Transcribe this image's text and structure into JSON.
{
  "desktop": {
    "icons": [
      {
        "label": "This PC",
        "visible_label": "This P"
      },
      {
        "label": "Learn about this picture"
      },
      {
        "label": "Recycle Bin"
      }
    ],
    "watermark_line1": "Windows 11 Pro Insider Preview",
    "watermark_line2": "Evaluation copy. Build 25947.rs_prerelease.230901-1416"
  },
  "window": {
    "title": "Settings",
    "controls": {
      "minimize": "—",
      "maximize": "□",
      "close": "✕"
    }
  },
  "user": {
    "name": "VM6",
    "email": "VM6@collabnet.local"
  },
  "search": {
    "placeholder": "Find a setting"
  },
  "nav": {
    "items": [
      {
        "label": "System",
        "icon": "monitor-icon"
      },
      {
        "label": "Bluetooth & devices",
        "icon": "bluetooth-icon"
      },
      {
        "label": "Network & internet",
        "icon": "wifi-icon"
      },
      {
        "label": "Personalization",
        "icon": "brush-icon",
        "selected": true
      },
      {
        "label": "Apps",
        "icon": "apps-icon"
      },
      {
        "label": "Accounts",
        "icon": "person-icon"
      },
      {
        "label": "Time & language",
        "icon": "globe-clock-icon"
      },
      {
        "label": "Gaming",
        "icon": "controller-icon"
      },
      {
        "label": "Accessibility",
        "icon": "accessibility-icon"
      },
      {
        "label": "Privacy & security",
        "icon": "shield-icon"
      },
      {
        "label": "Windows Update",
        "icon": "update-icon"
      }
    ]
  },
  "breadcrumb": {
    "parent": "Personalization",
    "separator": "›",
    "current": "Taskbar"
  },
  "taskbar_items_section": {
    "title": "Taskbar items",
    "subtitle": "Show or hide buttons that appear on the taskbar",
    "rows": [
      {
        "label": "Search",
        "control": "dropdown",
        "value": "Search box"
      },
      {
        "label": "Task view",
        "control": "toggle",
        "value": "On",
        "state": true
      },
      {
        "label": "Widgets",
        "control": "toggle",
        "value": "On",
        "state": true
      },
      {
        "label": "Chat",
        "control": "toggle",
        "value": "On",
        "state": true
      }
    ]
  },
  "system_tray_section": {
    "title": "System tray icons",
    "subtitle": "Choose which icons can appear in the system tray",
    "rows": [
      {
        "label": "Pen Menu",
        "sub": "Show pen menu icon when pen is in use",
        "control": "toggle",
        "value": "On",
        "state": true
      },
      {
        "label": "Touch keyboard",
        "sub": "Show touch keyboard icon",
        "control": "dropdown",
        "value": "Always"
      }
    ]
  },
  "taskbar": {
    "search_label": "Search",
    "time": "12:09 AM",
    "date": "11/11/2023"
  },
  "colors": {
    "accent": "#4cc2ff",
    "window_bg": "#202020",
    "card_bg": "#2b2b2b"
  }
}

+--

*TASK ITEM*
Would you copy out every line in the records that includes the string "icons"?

*SOLUTION*
    "icons": [
    "title": "System tray icons",
    "subtitle": "Choose which icons can appear in the system tray",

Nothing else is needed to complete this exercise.